    The act of breaking something down in order to teach it to others can be a great way to reacquaint yourself with some old concepts and, in many cases, gain new insights. I have a YouTube channel where I demonstrate FreeDOS programs and show off classic DOS applications and games. The channel has a small following, so I tend to explore the topics directly suggested by my audience. When several subscribers asked if I could do more videos about programming, I decided to launch a new video series to teach C programming. I learned a lot from teaching C, and in the process, I came across some meaningful takeaways I think others will appreciate. Make a plan For my day job, I lead training and workshops to help new and emerging IT leaders develop new skills. Outside of regular work, I also enjoy teaching as an adjunct professor. So I'm very comfortable constructing a course outline and designing a curriculum. That's where I started. If you want to teach a subject effectively, you can't just wing it. Start by writing an outline of what topics you want to cover and figure out how each new topic will build on the previous ones. The "building block" method of adding new knowledge is key to an effective training program.

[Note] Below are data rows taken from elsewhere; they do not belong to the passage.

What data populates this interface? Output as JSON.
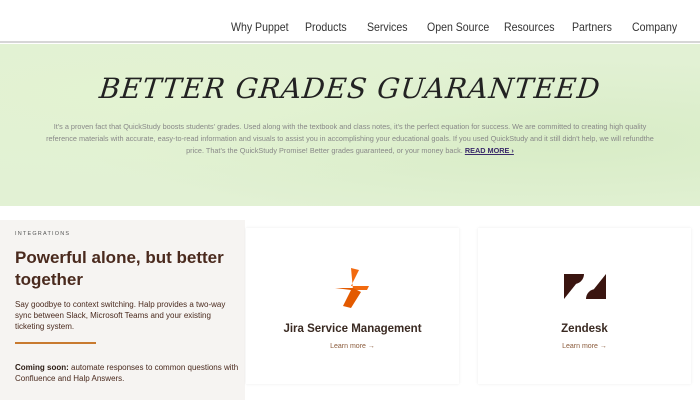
{
  "nav": {
    "items": [
      "Why Puppet",
      "Products",
      "Services",
      "Open Source",
      "Resources",
      "Partners",
      "Company"
    ]
  },
  "banner": {
    "title": "BETTER GRADES GUARANTEED",
    "body": "It's a proven fact that QuickStudy boosts students' grades. Used along with the textbook and class notes, it's the perfect equation for success. We are committed to creating high quality reference materials with accurate, easy-to-read information and visuals to assist you in accomplishing your educational goals. If you used QuickStudy and it still didn't help, we will refundthe price. That's the QuickStudy Promise! Better grades guaranteed, or your money back.",
    "read_more": "READ MORE ›"
  },
  "integrations": {
    "eyebrow": "INTEGRATIONS",
    "heading": "Powerful alone, but better together",
    "description": "Say goodbye to context switching. Halp provides a two-way sync between Slack, Microsoft Teams and your existing ticketing system.",
    "coming_soon_label": "Coming soon:",
    "coming_soon_text": " automate responses to common questions with Confluence and Halp Answers.",
    "accent": "#c87a2f"
  },
  "cards": [
    {
      "name": "Jira Service Management",
      "link": "Learn more →",
      "color": "#f06a10"
    },
    {
      "name": "Zendesk",
      "link": "Learn more →",
      "color": "#3a1510"
    }
  ]
}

  • Google's Flutter 1.20 framework is out: VS Code extension and mobile autofill support
  • Google Engineers Propose "Machine Function Splitter" For Faster Performance

    Google engineers have been working on the Machine Function Splitter as their means of making binaries up to a few percent faster thanks to this compiler-based approach. They are now seeking to upstream the Machine Function Splitter into LLVM. The Machine Function Splitter is a code generation optimization pass for splitting code functions into hot and cold parts. They are doing this stemming from research that in roughly half of code functions that more than 50% of the code bytes are never executed but generally loaded into the CPU's data cache.

  • Modernize network function development with this Rust-based framework

    The world of networking has undergone monumental shifts over the past decade, particularly in the ongoing move from specialized hardware into software defined network functions (NFV) for data plane1 and packet processing. While the transition to software has fashioned the rise of SDN (Software-defined networking) and programmable networks, new challenges have arisen in making these functions flexible, efficient, easier to use, and fast (i.e. little to no performance overhead). Our team at Comcast wanted to both leverage what the network does best, especially with regards to its transport capacity and routing mechanisms, while also being able to develop network programs through a modern software lens—stressing testing, swift iteration, and deployment. So, with these goals in mind, we developed Capsule, a new framework for network function development, written in Rust, inspired by Berkeley's NetBricks research, and built-on Intel's Data Plane Development Kit (DPDK).

  • This Week in Rust 350
  • Firefox extended tracking protection

    This Mozilla Security Blog entry describes the new redirect-tracking protections soon to be provided by the Firefox browser.

  • Karl Dubost: Browser developer tools timeline

    I was reading In a Land Before Dev Tools by Amber, and I thought, Oh here missing in the history the beautifully chiseled Opera Dragonfly and F12 for Internet Explorer. So let's see what are all the things I myself didn't know.

  • Daniel Stenberg: Upcoming Webinar: curl: How to Make Your First Code Contribution

    Abstract: curl is a wildly popular and well-used open source tool and library, and is the result of more than 2,200 named contributors helping out. Over 800 individuals wrote at least one commit so far. In this presentation, curl’s lead developer Daniel Stenberg talks about how any developer can proceed in order to get their first code contribution submitted and ultimately landed in the curl git repository. Approach to code and commits, style, editing, pull-requests, using github etc. After you’ve seen this, you’ll know how to easily submit your improvement to curl and potentially end up running in ten billion installations world-wide.